Our range test over a hilly course with plenty of broad, off-road tracks returned a range of around 39 miles (70kg rider on a very warm summer's day). That included nearly 4,000ft of climbing. So despite the apparent inefficiencies of the power delivery, that's quite an impressive result, working out at around 13Wh per mile.
The battery icon started to flash empty at around 37 miles, but there was still a small amount of power - certainly enough to give a modest amount of assistance on the flatter. tarmac 'get me home' ride.
Having criticised some of the design features, the bike actually handled pretty well on the trail, providing a reasonably comfortable off-road ride on ancient and slightly bumpy bridleways. The brake cut-out levers worked very well to regulate power - I ended up leaving the Netuno in the top power mode most of the time but just feathering the rear brake to cut the power when there was too much run-on. It felt both the safest and most economical way to ride the bike whilst getting the most power from the motor when needed.

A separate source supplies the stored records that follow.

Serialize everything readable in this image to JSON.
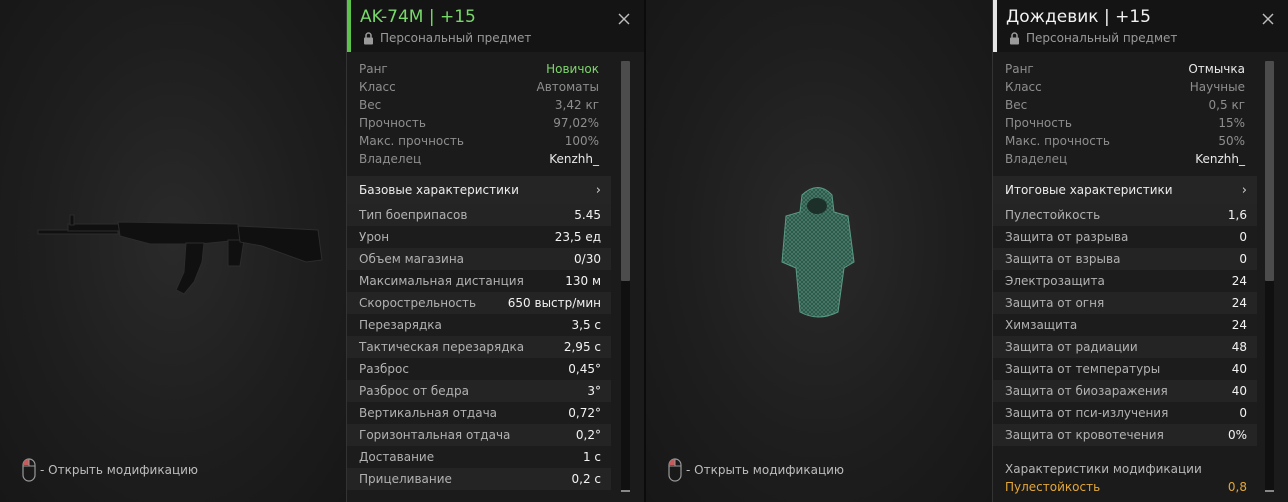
{
  "left": {
    "title": "AK-74M | +15",
    "personal": "Персональный предмет",
    "hint": "- Открыть модификацию",
    "info": [
      {
        "label": "Ранг",
        "value": "Новичок"
      },
      {
        "label": "Класс",
        "value": "Автоматы"
      },
      {
        "label": "Вес",
        "value": "3,42 кг"
      },
      {
        "label": "Прочность",
        "value": "97,02%"
      },
      {
        "label": "Макс. прочность",
        "value": "100%"
      },
      {
        "label": "Владелец",
        "value": "Kenzhh_"
      }
    ],
    "section": "Базовые характеристики",
    "stats": [
      {
        "label": "Тип боеприпасов",
        "value": "5.45"
      },
      {
        "label": "Урон",
        "value": "23,5 ед"
      },
      {
        "label": "Объем магазина",
        "value": "0/30"
      },
      {
        "label": "Максимальная дистанция",
        "value": "130 м"
      },
      {
        "label": "Скорострельность",
        "value": "650 выстр/мин"
      },
      {
        "label": "Перезарядка",
        "value": "3,5 с"
      },
      {
        "label": "Тактическая перезарядка",
        "value": "2,95 с"
      },
      {
        "label": "Разброс",
        "value": "0,45°"
      },
      {
        "label": "Разброс от бедра",
        "value": "3°"
      },
      {
        "label": "Вертикальная отдача",
        "value": "0,72°"
      },
      {
        "label": "Горизонтальная отдача",
        "value": "0,2°"
      },
      {
        "label": "Доставание",
        "value": "1 с"
      },
      {
        "label": "Прицеливание",
        "value": "0,2 с"
      }
    ]
  },
  "right": {
    "title": "Дождевик | +15",
    "personal": "Персональный предмет",
    "hint": "- Открыть модификацию",
    "info": [
      {
        "label": "Ранг",
        "value": "Отмычка"
      },
      {
        "label": "Класс",
        "value": "Научные"
      },
      {
        "label": "Вес",
        "value": "0,5 кг"
      },
      {
        "label": "Прочность",
        "value": "15%"
      },
      {
        "label": "Макс. прочность",
        "value": "50%"
      },
      {
        "label": "Владелец",
        "value": "Kenzhh_"
      }
    ],
    "section": "Итоговые характеристики",
    "stats": [
      {
        "label": "Пулестойкость",
        "value": "1,6"
      },
      {
        "label": "Защита от разрыва",
        "value": "0"
      },
      {
        "label": "Защита от взрыва",
        "value": "0"
      },
      {
        "label": "Электрозащита",
        "value": "24"
      },
      {
        "label": "Защита от огня",
        "value": "24"
      },
      {
        "label": "Химзащита",
        "value": "24"
      },
      {
        "label": "Защита от радиации",
        "value": "48"
      },
      {
        "label": "Защита от температуры",
        "value": "40"
      },
      {
        "label": "Защита от биозаражения",
        "value": "40"
      },
      {
        "label": "Защита от пси-излучения",
        "value": "0"
      },
      {
        "label": "Защита от кровотечения",
        "value": "0%"
      }
    ],
    "mod_title": "Характеристики модификации",
    "mod_stat": {
      "label": "Пулестойкость",
      "value": "0,8"
    }
  },
  "colors": {
    "rank_green": "#7ed66b",
    "title_green": "#78d86a",
    "mod_orange": "#e3a73a",
    "accent_green": "#5cc24b"
  },
  "icons": {
    "close": "close-icon",
    "lock": "lock-icon",
    "mouse": "mouse-icon",
    "chevron": "chevron-right-icon"
  }
}
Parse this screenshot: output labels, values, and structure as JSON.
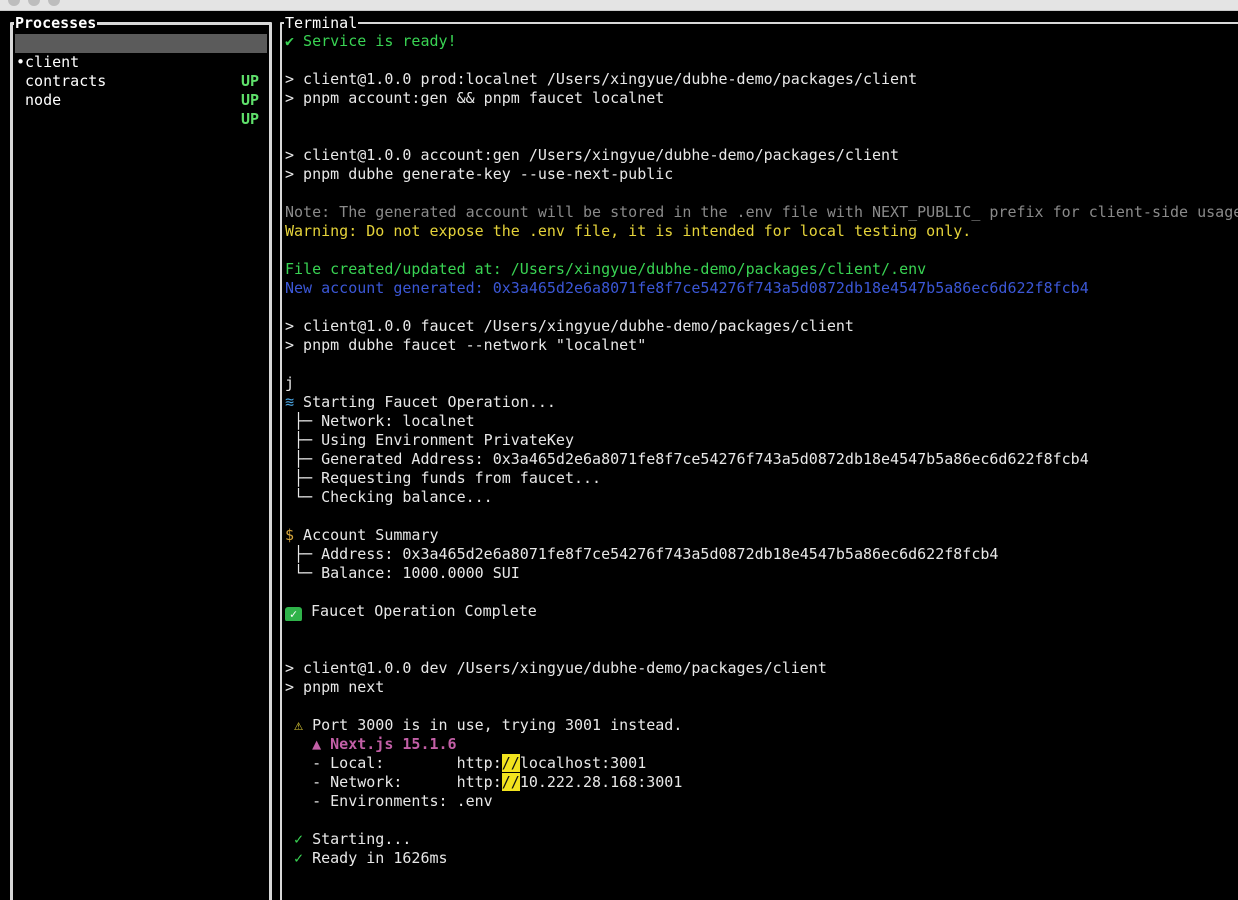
{
  "processes_panel": {
    "title": "Processes",
    "items": [
      {
        "name": "•client",
        "status": "UP"
      },
      {
        "name": " contracts",
        "status": "UP"
      },
      {
        "name": " node",
        "status": "UP"
      }
    ]
  },
  "terminal_panel": {
    "title": "Terminal",
    "lines": {
      "l1": "✔ Service is ready!",
      "l3": "> client@1.0.0 prod:localnet /Users/xingyue/dubhe-demo/packages/client",
      "l4": "> pnpm account:gen && pnpm faucet localnet",
      "l7": "> client@1.0.0 account:gen /Users/xingyue/dubhe-demo/packages/client",
      "l8": "> pnpm dubhe generate-key --use-next-public",
      "l10": "Note: The generated account will be stored in the .env file with NEXT_PUBLIC_ prefix for client-side usage",
      "l11": "Warning: Do not expose the .env file, it is intended for local testing only.",
      "l13": "File created/updated at: /Users/xingyue/dubhe-demo/packages/client/.env",
      "l14": "New account generated: 0x3a465d2e6a8071fe8f7ce54276f743a5d0872db18e4547b5a86ec6d622f8fcb4",
      "l16": "> client@1.0.0 faucet /Users/xingyue/dubhe-demo/packages/client",
      "l17": "> pnpm dubhe faucet --network \"localnet\"",
      "l19": "j",
      "l20": " Starting Faucet Operation...",
      "l21": " ├─ Network: localnet",
      "l22": " ├─ Using Environment PrivateKey",
      "l23": " ├─ Generated Address: 0x3a465d2e6a8071fe8f7ce54276f743a5d0872db18e4547b5a86ec6d622f8fcb4",
      "l24": " ├─ Requesting funds from faucet...",
      "l25": " └─ Checking balance...",
      "l27": " Account Summary",
      "l28": " ├─ Address: 0x3a465d2e6a8071fe8f7ce54276f743a5d0872db18e4547b5a86ec6d622f8fcb4",
      "l29": " └─ Balance: 1000.0000 SUI",
      "l31": " Faucet Operation Complete",
      "l34": "> client@1.0.0 dev /Users/xingyue/dubhe-demo/packages/client",
      "l35": "> pnpm next",
      "l37_icon": "⚠",
      "l37": " Port 3000 is in use, trying 3001 instead.",
      "l38": "   ▲ Next.js 15.1.6",
      "l39a": "   - Local:        http:",
      "l39b": "//",
      "l39c": "localhost:3001",
      "l40a": "   - Network:      http:",
      "l40b": "//",
      "l40c": "10.222.28.168:3001",
      "l41": "   - Environments: .env",
      "l43_icon": "✓",
      "l43": " Starting...",
      "l44_icon": "✓",
      "l44": " Ready in 1626ms"
    }
  },
  "icons": {
    "wave": "wave-icon",
    "money_bag": "money-bag-icon",
    "check_box": "check-mark-button-icon"
  },
  "colors": {
    "status_up": "#5fe06b",
    "success": "#39d353",
    "warning": "#e5d33a",
    "note": "#8a8a8a",
    "account": "#3b57d6",
    "nextjs": "#c25fa6",
    "highlight": "#f2e31e"
  }
}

As ever, the budget Shimano Tourney gears shifted totally dependably and pretty smoothly, whilst the cable operated Zoom disc brakes did a very good job too, with plenty of stopping power in reserve for emergencies (though note the brake levers are the opposite way round to most UK bikes, continental European style). The suspension helped to take the edge off potholes and rough trails, as did the 27.5" x 2.1" knobbly tyres, though the suspension stanchions were rather squeaky and rattly in the sliders.
The display is bright and the speed, battery gauge and power level very easy to see. It does have a couple of potential drawbacks. The long thin shape means the handlebars are extended forwards leading to a sporty riding position. That's fine if you want a sporty, slightly leant forward riding position (if you are of average size and reach) but there is no possible way you change the stem for a different one to give a different position as it's effectively part of the wiring system of the bike. There is a USB charging output at the bottom of the display, which sounds great until you realise if delivers around half the power you would expect from a USB connected mains charge. This proved just enough to stop my phone from running down rather than actively charging it (and that's before turning on bluetooth or wifi....).

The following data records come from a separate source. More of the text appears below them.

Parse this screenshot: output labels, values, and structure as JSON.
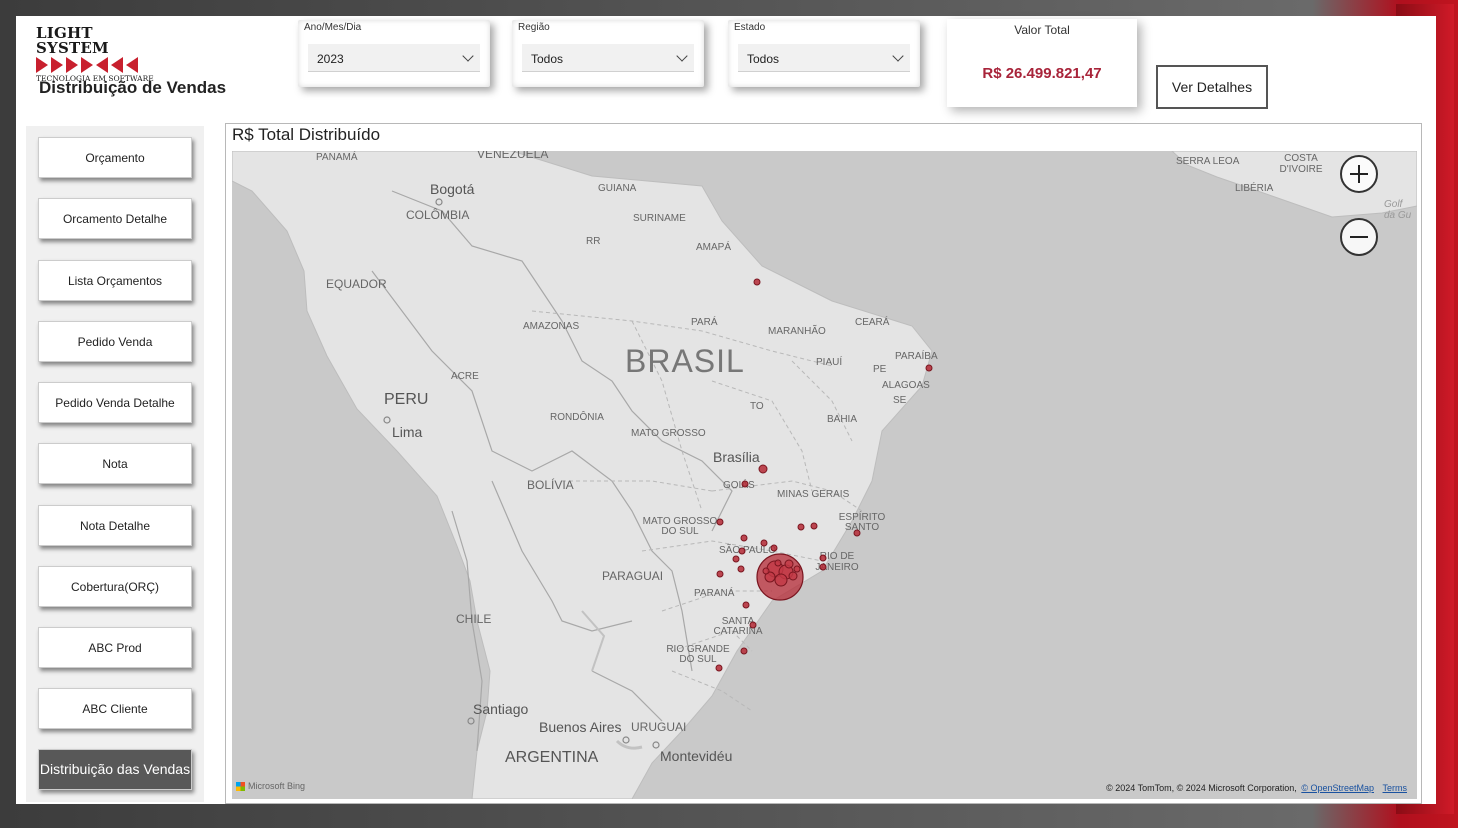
{
  "header": {
    "logo_line1": "LIGHT SYSTEM",
    "logo_line2": "TECNOLOGIA EM SOFTWARE",
    "page_title": "Distribuição de Vendas"
  },
  "filters": [
    {
      "label": "Ano/Mes/Dia",
      "value": "2023"
    },
    {
      "label": "Região",
      "value": "Todos"
    },
    {
      "label": "Estado",
      "value": "Todos"
    }
  ],
  "kpi": {
    "label": "Valor Total",
    "value": "R$ 26.499.821,47",
    "color": "#a8243a"
  },
  "detail_button": "Ver Detalhes",
  "nav": {
    "items": [
      {
        "label": "Orçamento"
      },
      {
        "label": "Orcamento Detalhe"
      },
      {
        "label": "Lista Orçamentos"
      },
      {
        "label": "Pedido Venda"
      },
      {
        "label": "Pedido Venda Detalhe"
      },
      {
        "label": "Nota"
      },
      {
        "label": "Nota Detalhe"
      },
      {
        "label": "Cobertura(ORÇ)"
      },
      {
        "label": "ABC Prod"
      },
      {
        "label": "ABC Cliente"
      },
      {
        "label": "Distribuição das Vendas",
        "active": true
      }
    ]
  },
  "map": {
    "title": "R$ Total Distribuído",
    "bubble_color": "#b52a36",
    "labels": {
      "panama": "PANAMÁ",
      "venezuela": "VENEZUELA",
      "bogota": "Bogotá",
      "colombia": "COLÔMBIA",
      "guiana": "GUIANA",
      "suriname": "SURINAME",
      "rr": "RR",
      "amapa": "AMAPÁ",
      "equador": "EQUADOR",
      "amazonas": "AMAZONAS",
      "para": "PARÁ",
      "maranhao": "MARANHÃO",
      "ceara": "CEARÁ",
      "brasil": "BRASIL",
      "piaui": "PIAUÍ",
      "paraiba": "PARAÍBA",
      "pe": "PE",
      "alagoas": "ALAGOAS",
      "se": "SE",
      "acre": "ACRE",
      "peru": "PERU",
      "lima": "Lima",
      "rondonia": "RONDÔNIA",
      "to": "TO",
      "bahia": "BAHIA",
      "mato_grosso": "MATO GROSSO",
      "brasilia": "Brasília",
      "goias": "GOIÁS",
      "minas": "MINAS GERAIS",
      "bolivia": "BOLÍVIA",
      "ms": "MATO GROSSO DO SUL",
      "espirito_santo": "ESPÍRITO SANTO",
      "sao_paulo": "SÃO PAULO",
      "rio": "RIO DE JANEIRO",
      "paraguai": "PARAGUAI",
      "parana": "PARANÁ",
      "santa_catarina": "SANTA CATARINA",
      "chile": "CHILE",
      "rio_grande": "RIO GRANDE DO SUL",
      "santiago": "Santiago",
      "buenos_aires": "Buenos Aires",
      "uruguai": "URUGUAI",
      "argentina": "ARGENTINA",
      "montevideu": "Montevidéu",
      "serra_leoa": "SERRA LEOA",
      "costa_marfim": "COSTA D'IVOIRE",
      "liberia": "LIBÉRIA",
      "golfo": "Golf da Gu"
    },
    "attribution": "© 2024 TomTom, © 2024 Microsoft Corporation,",
    "osm": "© OpenStreetMap",
    "terms": "Terms",
    "bing": "Microsoft Bing"
  }
}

Having mentioned rising prices almost across the board, it's good to see that the little-reviewed but good-value looking Calibre Kinetic (featuring 24 gears and Suntour forks) has been £999 since its introduction a couple of years ago (the trade off for the low price is a relatively small 317Wh battery)

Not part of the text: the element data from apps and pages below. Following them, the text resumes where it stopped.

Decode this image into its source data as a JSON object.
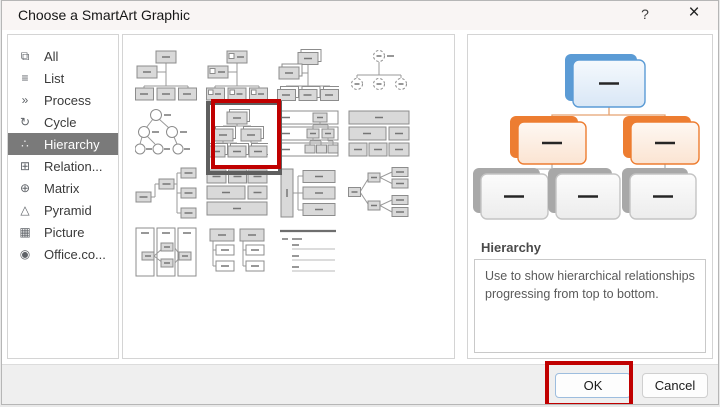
{
  "window": {
    "title": "Choose a SmartArt Graphic",
    "help_glyph": "?",
    "close_glyph": "×"
  },
  "sidebar": {
    "selected_index": 4,
    "items": [
      {
        "icon": "⧉",
        "label": "All"
      },
      {
        "icon": "≡",
        "label": "List"
      },
      {
        "icon": "»",
        "label": "Process"
      },
      {
        "icon": "↻",
        "label": "Cycle"
      },
      {
        "icon": "∴",
        "label": "Hierarchy"
      },
      {
        "icon": "⊞",
        "label": "Relation..."
      },
      {
        "icon": "⊕",
        "label": "Matrix"
      },
      {
        "icon": "△",
        "label": "Pyramid"
      },
      {
        "icon": "▦",
        "label": "Picture"
      },
      {
        "icon": "◉",
        "label": "Office.co..."
      }
    ]
  },
  "gallery": {
    "thumbnail_count": 15,
    "selected_index": 5
  },
  "preview": {
    "heading": "Hierarchy",
    "description": "Use to show hierarchical relationships progressing from top to bottom."
  },
  "footer": {
    "ok_label": "OK",
    "cancel_label": "Cancel"
  },
  "colors": {
    "accent_blue": "#5b9bd5",
    "accent_orange": "#ed7d31",
    "accent_gray": "#a8a8a8",
    "annotation_red": "#c00000",
    "selection_gray": "#7a7a7a"
  }
}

If you can stretch you budget in the other direction considerably, Decathlon are still offering the EST 520 with Brose mid-drive that should take your off-road capabilities to whole other level. Whilst it's £450 more than the Netuno, it's about the best priced mid-drive e-MTB out there, even undercutting Eskute's own mid-driven Netuno Pro.
So, like all the Eskute e-bikes we've tried, the Netuno offers solid performance for a reasonable price (note too Eskute frequently discount the price). From a purely riding point of view, it would have been nice to see the price increase resulting in better control electronics or forks, rather than a new display with bluetooth connectivity. (We did link to the Eskute app but the only function we used it for was to change the handlebar display units from km/h to mph - the mapping function was still being developed and so unavailable). Despite the quibbles, the Netuno still offers solid value for money and if you are looking for a trail-capable e-bike that can double as a commuter it will certainly be in the mix.